What is expected:
Your answer must consist of one number: how many lines in the records contain "trieda".

[Opening Dataset records section]

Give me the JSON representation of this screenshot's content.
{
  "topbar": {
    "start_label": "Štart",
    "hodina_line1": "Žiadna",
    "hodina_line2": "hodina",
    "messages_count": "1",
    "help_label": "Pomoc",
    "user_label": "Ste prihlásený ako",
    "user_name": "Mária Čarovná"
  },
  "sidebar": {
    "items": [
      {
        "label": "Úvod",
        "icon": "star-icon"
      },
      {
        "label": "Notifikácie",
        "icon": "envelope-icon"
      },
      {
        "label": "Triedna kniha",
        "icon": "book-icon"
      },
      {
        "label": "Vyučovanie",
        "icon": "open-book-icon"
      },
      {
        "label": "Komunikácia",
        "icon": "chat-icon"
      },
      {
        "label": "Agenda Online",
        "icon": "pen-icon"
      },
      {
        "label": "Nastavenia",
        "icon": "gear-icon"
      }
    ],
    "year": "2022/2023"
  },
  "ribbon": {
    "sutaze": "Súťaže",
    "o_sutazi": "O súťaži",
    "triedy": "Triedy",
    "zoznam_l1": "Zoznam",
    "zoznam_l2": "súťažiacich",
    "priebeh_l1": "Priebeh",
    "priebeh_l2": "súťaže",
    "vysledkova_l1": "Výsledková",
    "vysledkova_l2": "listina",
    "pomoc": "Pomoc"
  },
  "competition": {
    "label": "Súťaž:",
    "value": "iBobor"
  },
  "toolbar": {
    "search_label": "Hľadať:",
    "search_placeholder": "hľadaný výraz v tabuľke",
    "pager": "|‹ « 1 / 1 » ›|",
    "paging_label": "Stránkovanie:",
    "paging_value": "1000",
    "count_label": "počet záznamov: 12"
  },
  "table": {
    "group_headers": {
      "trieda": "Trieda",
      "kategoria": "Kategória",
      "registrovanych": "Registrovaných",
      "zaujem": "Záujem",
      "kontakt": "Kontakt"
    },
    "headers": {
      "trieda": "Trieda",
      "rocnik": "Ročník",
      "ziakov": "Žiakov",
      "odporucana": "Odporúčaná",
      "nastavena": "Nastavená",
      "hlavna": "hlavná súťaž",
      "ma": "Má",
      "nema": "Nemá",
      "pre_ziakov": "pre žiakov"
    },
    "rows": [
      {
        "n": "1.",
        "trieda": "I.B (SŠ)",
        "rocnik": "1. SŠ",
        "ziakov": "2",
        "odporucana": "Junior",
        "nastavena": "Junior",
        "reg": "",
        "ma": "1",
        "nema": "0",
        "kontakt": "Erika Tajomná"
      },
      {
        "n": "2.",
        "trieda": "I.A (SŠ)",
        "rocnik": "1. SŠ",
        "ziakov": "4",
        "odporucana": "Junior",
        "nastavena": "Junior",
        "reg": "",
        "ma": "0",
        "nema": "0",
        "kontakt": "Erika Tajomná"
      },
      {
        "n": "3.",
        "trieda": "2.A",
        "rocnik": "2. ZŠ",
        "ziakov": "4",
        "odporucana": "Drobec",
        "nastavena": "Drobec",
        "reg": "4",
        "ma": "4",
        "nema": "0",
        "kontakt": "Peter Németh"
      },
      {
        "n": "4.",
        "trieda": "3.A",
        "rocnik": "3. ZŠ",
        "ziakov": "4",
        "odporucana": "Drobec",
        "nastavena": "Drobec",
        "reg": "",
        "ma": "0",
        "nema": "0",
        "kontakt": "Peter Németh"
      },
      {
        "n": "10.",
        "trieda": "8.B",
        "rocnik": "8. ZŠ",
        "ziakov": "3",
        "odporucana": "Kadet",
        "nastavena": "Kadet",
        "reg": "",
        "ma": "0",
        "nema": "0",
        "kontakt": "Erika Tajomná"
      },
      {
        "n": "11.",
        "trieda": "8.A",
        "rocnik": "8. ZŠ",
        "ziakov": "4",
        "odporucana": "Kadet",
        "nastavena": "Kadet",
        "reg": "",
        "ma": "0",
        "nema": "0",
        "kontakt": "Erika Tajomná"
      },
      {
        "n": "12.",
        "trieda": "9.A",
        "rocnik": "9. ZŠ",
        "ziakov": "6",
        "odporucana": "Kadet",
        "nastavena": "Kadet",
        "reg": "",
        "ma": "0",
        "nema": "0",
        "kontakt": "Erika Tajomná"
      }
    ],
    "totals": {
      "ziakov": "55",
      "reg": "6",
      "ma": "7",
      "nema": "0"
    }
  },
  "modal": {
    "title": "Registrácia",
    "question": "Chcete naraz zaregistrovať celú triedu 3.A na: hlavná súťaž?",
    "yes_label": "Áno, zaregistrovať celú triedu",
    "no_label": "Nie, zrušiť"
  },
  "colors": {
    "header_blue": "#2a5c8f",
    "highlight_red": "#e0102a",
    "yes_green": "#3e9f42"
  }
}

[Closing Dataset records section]

Result:
9